=== Task to complete ===
The answer must consist of every line in the data that contains "電子メール".

=== Supplied material ===
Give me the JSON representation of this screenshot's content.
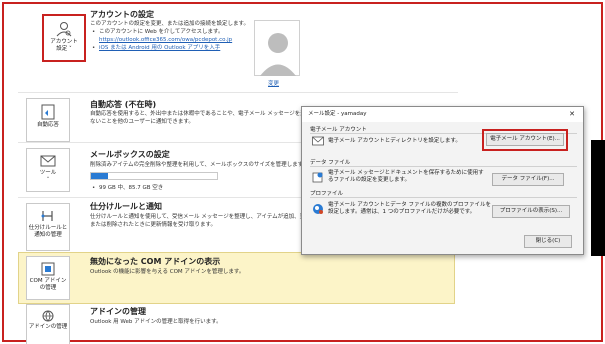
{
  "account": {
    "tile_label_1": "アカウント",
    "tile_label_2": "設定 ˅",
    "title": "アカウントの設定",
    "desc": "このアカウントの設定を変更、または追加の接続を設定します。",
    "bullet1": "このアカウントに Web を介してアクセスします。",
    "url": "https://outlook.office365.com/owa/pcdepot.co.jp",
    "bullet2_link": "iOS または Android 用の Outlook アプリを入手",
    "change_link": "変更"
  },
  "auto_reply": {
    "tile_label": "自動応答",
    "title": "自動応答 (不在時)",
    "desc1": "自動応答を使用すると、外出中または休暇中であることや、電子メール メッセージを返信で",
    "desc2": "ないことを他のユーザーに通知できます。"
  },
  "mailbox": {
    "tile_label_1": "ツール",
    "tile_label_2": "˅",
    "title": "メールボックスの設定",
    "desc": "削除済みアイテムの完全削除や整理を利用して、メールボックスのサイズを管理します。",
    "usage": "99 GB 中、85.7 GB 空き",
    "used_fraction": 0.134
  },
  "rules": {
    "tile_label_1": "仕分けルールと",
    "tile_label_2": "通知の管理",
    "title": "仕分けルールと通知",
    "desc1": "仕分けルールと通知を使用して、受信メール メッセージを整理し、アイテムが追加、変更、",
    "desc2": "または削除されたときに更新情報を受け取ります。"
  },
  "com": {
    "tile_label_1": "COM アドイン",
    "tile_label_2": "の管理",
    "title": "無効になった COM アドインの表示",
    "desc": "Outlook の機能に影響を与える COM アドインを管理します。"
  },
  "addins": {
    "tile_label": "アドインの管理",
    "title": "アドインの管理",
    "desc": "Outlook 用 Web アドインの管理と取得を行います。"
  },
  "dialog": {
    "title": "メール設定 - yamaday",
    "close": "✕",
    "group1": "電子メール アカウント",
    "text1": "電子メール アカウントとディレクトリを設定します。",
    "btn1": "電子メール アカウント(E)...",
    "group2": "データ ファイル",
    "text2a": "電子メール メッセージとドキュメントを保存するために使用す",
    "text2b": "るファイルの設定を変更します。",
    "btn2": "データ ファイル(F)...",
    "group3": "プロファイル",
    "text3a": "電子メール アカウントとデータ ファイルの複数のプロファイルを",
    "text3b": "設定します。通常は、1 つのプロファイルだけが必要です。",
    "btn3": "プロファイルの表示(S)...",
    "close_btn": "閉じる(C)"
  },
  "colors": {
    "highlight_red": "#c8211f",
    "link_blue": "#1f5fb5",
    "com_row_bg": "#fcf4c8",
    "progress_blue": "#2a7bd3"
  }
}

=== Written solution ===
    "desc1": "自動応答を使用すると、外出中または休暇中であることや、電子メール メッセージを返信で",
    "group1": "電子メール アカウント",
    "text1": "電子メール アカウントとディレクトリを設定します。",
    "btn1": "電子メール アカウント(E)...",
    "text2a": "電子メール メッセージとドキュメントを保存するために使用す",
    "text3a": "電子メール アカウントとデータ ファイルの複数のプロファイルを",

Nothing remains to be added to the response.